You will have menopausal symptoms forever: Not exactly.
“Symptoms are usually worse during the first few years of menopause and usually decrease in frequency and intensity,” said Guha. “But every woman is different. Sometimes hot flashes will stop and start again a few years later.”
Bleeding during menopause is normal: False
Bleeding during perimenopause (the time before menopause) is normal, but if you haven’t had a period in 12 months and experience bleeding, see your gynecologist.
“This is a red flag you shouldn’t ignore,” said Dr. Guha. “It could be harmless, or it could be something more serious, like endometrial or uterine cancer. Any bleeding during menopause should be examined by a doctor immediately.”
Hormone replacement therapy (HRT) is the best way to reduce symptoms: Not always.
Since so many menopausal symptoms are related to a reduction in hormones, HRT is often a viable way to get relief. HRT helps to replace estrogen and progesterone.
“HRT can be a good way to minimize symptoms, but only if the benefits outweigh the risks,” said Dr. Guha. There have been studies linking hormone therapy to increased risk of stroke, heart attacks and breast cancer.

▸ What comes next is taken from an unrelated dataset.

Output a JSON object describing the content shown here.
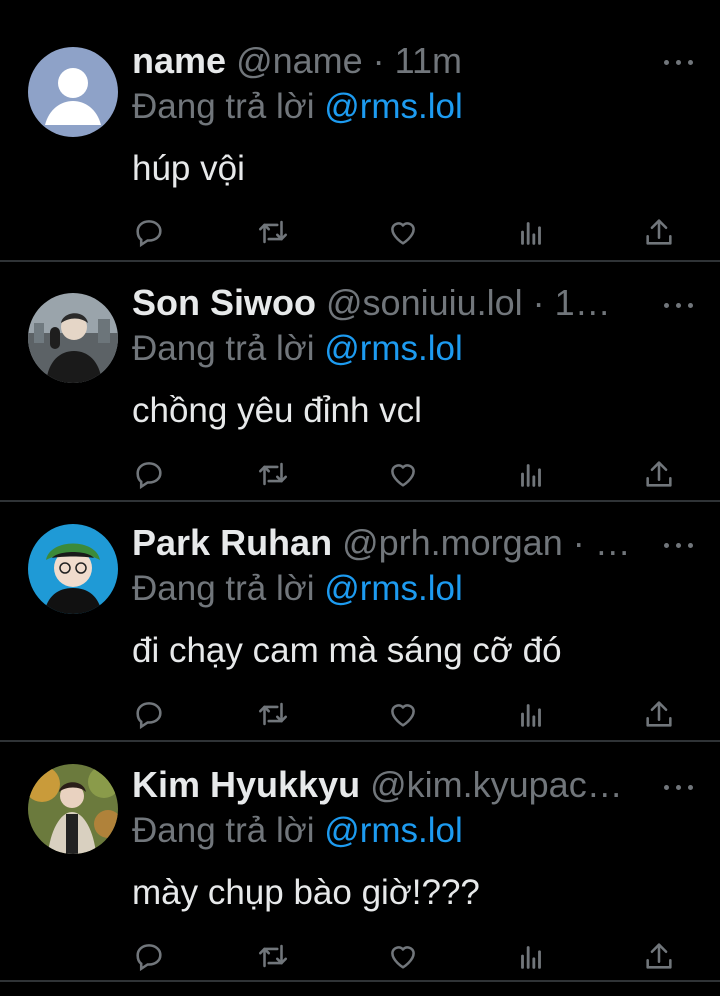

“For example, if I have a patient with minimal symptoms like occasional night sweats but who has a family history of breast cancer, I would not recommend HRT,” Dr. Guha said. “But if a patient’s symptoms are interfering with her quality of life and there’s no family history, HRT can be a good solution.”
Dr. Guha stressed that it’s important to make sure that HRT formulations are FDA-approved before taking them. Hormones that are delivered in a gel, a patch or as a suppository generally have fewer risk and side effects.
“No matter how hormones are administered, it’s best to use the lowest dosage for the shortest amount of time,” she said.
There’s nothing you can do about hot flashes: False.
Hot flashes occur in 75-80% of menopausal women, but only 20-30% seek medical advice, according to Dr. Guha.
If your hot flashes are mild, lifestyle changes might help. Limit your intake of caffeine, alcohol and hot and spicy foods, which can all be triggers. Wearing light-weight clothing and staying in cool environments can help too.
For more frequent and severe hot flashes, the most effective treatment is HRT, but only if you are good candidate. (See above.) Some antidepressants, as well as blood pressure and anti-seizure medications, can be effective for some women.
Over-the-counter supplements, like black cohosh, soy, ginseng or flaxseed, may provide a placebo effect, but there have been no conclusive studies verifying their effectiveness.
There are some good aspects of menopause: True
It’s not all a Debbie Downer…For many women, freedom from periods and pre-menstrual syndrome outweigh their menopausal symptoms. There can also be a feeling of freedom because pregnancy is no longer a concern.
And for those who have menopausal symptoms, Dr. Wechter emphasized: “Don’t suffer in silence – there are solutions. Talk with your gynecologist to find out what will work for you.”
If you’re looking for an OB/GYN to help you manage your gynecologic health, call 904.202.4HER.